Water-borne infections are problems of immense proportion in India and other less developed countries. Eighty per cent of the diseases in these countries are linked with contaminated water. The list of water-borne diseases is given in the margin. Our health is affected by drinking polluted water either directly or by use of such water in cooking or for other personal purposes. The microorganisms of these diseases multiply in the body of the infected person. The infection is excreted with stool or urine.

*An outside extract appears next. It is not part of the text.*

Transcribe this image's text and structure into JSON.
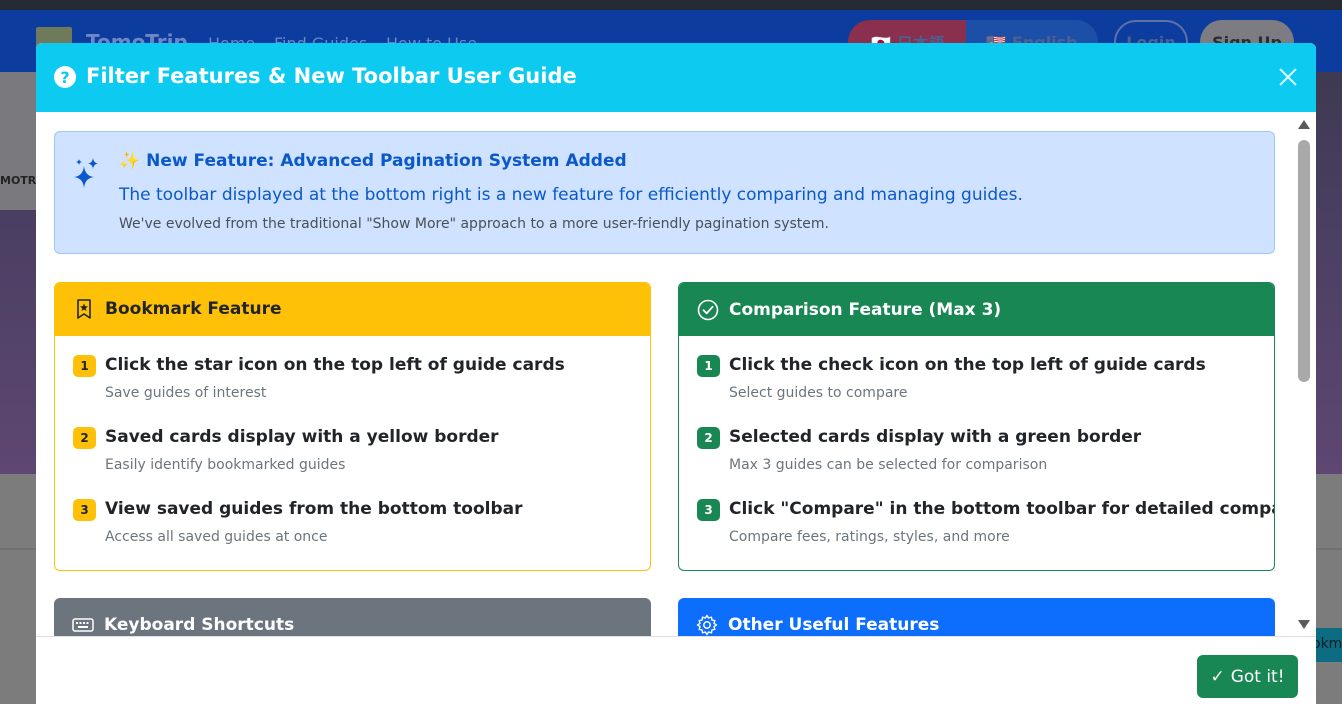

Therefore, improper disposal of human excreta is the chief cause of contamination of water of rivers, wells, lakes and shallow hand pumps and results in the spreading of these diseases. the extent of contamination in some Indian rivers estimated by fecal coliform.

It is indeed disheartening that after more than four decades of independence, our country has not succeeded in providing water, especially drinking water in rural and many urban areas, though we often hear claims of progress on all fronts. The sanitation and drinking water available to the people of India, Sri Lanka and Bangladesh. Many diseases like trachoma, scabies, skin sepsis and fungal infection are not water-borne but their incidence depends more on the quantity of water available for use.

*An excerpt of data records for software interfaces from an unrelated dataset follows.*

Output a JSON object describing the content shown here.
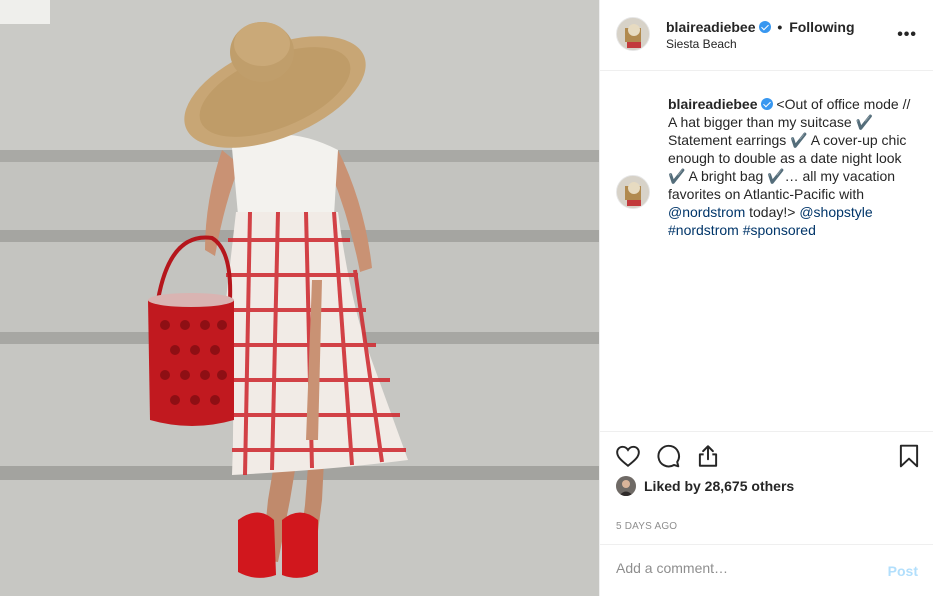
{
  "post": {
    "username": "blaireadiebee",
    "follow_status": "Following",
    "location": "Siesta Beach",
    "more_icon": "ellipsis-icon",
    "caption": {
      "text_1": "<Out of office mode // A hat bigger than my suitcase ✔️ Statement earrings ✔️ A cover-up chic enough to double as a date night look ✔️ A bright bag ✔️… all my vacation favorites on Atlantic-Pacific with ",
      "mention_1": "@nordstrom",
      "text_2": " today!> ",
      "mention_2": "@shopstyle",
      "hashtag_1": "#nordstrom",
      "hashtag_2": "#sponsored"
    },
    "likes_text": "Liked by 28,675 others",
    "timestamp": "5 DAYS AGO",
    "comment_placeholder": "Add a comment…",
    "post_label": "Post",
    "colors": {
      "verified": "#3897f0",
      "link": "#003569",
      "post_disabled": "#b2dffc",
      "meta": "#8e8e8e"
    },
    "action_icons": [
      "heart-icon",
      "comment-icon",
      "share-icon",
      "bookmark-icon"
    ]
  }
}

Among the water related diseases diarrhea, jaundice, guinea worm, Japanese encephalitis, malaria, filariasis, knock-knees are prevalent in our country. The incidence of some of these has increased due to implementation of developmental projects, as you will study below.

So far, diarrhea has remained a permanent epidemic in the country. Its major victims are infants and children. Diarrhea along with malnutrition is a vicious killer. A part of the increase in the incidence of diarrhea amongst infants may also be due to the modern practice of bottle-feeding encouraged by advertisements of milk powder agencies.